After reposting that paper airplane story, I thought I'd share one of my favorites. This blog was intended for serious business—concentrating interests for an audience and all that. Whatever. (Which happens to be the name of a fantastic blog by John Scalzi.)
The Value of a Convincing Lie in Discovering the Truth
I'd been suspecting that Andy wasn't eating his lunches for some time. However, whenever I asked him, he would always say he ate it. One day, just after Halloween, I made a very nice tuna sandwich on home-made bread. I also put in half a carmel apple, carrots and two pieces of Halloween candy. How could he possibly not like this?
When I got home from work, I asked Andy, "How did you like your lunch today?"
"Great! Fantastic!" he replied much too eagerly.
Hmm, suspicious. It wasn't pizza or anything he would normally consider great and fantastic. "How was the sandwich?"
"Really good. It had lettuce and the tuna was perfect," Andy said, intently watching his shoes and grinning like the cat who ate the canary.
Why that little shyster I thought! Out of the blue it came to me: "So how did you like the special surprise?"
"Huh? What surprise?"
"You know, the one in the sandwich." My wife, thinking she knows what's coming can hardly keep from laughing.
"Oh, the tomato. It was really good. I ate it all," Andy said, starting to show a little worry that this was getting complicated.
"So you didn't find the quarter?" I lied. His little head jerked up so fast it made his hair ruffle.
"A quarter?! You didn't put in no quarter!"
"Yes, I did. It was a test so that I knew whether you ate your sandwich. Can you believe you threw away a quarter?!" That got to him. Quarters still represent purchasing power to a seven year old—I suppose as long as video games take them.
Slowly he said, "You really put a quarter in my sandwich?"
"Sure did.

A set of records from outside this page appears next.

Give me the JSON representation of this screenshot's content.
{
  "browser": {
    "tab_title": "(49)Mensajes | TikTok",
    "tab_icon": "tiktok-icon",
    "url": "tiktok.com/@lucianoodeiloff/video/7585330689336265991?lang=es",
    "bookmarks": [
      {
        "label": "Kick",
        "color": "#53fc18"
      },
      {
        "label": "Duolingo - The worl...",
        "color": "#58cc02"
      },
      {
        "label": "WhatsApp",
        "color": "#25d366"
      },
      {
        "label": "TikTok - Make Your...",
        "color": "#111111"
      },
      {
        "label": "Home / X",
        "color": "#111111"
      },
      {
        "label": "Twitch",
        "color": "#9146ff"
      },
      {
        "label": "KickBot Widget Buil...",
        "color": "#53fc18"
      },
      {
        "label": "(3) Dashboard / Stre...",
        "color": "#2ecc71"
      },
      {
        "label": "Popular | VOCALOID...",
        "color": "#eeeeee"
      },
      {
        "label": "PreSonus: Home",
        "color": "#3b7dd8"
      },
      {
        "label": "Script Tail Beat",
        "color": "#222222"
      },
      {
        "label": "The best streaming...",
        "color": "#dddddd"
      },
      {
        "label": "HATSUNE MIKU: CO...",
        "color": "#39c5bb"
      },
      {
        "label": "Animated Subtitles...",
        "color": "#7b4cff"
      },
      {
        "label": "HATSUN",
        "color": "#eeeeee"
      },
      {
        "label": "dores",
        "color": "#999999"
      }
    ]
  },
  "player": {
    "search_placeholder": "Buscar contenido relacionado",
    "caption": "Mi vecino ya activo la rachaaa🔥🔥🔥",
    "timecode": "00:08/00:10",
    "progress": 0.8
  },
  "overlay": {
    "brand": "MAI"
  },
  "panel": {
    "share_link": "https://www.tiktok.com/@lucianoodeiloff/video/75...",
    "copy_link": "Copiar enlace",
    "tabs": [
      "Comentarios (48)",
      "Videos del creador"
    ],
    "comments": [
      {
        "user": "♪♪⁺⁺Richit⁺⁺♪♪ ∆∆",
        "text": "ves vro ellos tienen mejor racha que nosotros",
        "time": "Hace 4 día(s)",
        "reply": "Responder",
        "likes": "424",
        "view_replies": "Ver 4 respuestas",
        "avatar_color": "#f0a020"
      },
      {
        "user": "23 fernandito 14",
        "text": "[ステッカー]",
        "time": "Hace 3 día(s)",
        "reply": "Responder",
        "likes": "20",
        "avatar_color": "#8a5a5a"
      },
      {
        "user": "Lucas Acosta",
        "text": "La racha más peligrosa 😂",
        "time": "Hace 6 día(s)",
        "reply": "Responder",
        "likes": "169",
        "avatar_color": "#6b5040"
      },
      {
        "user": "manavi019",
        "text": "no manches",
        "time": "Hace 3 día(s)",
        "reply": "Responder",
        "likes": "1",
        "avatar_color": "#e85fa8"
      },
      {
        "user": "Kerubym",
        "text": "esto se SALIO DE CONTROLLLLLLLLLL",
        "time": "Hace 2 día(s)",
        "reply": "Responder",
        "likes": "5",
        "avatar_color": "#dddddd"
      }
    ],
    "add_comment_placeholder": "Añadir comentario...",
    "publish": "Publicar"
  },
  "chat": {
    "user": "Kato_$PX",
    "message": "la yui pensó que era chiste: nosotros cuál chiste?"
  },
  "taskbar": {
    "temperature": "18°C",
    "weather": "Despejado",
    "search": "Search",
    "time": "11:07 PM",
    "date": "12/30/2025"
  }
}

You really didn't eat it, did you?"
He completely forgot about his lie. "Oh man, if I knew there was a quarter in it I wouldn't have thrown it away." Finally, we could talk about why he wasn't eating his lunch. All thanks to an imaginary quarter.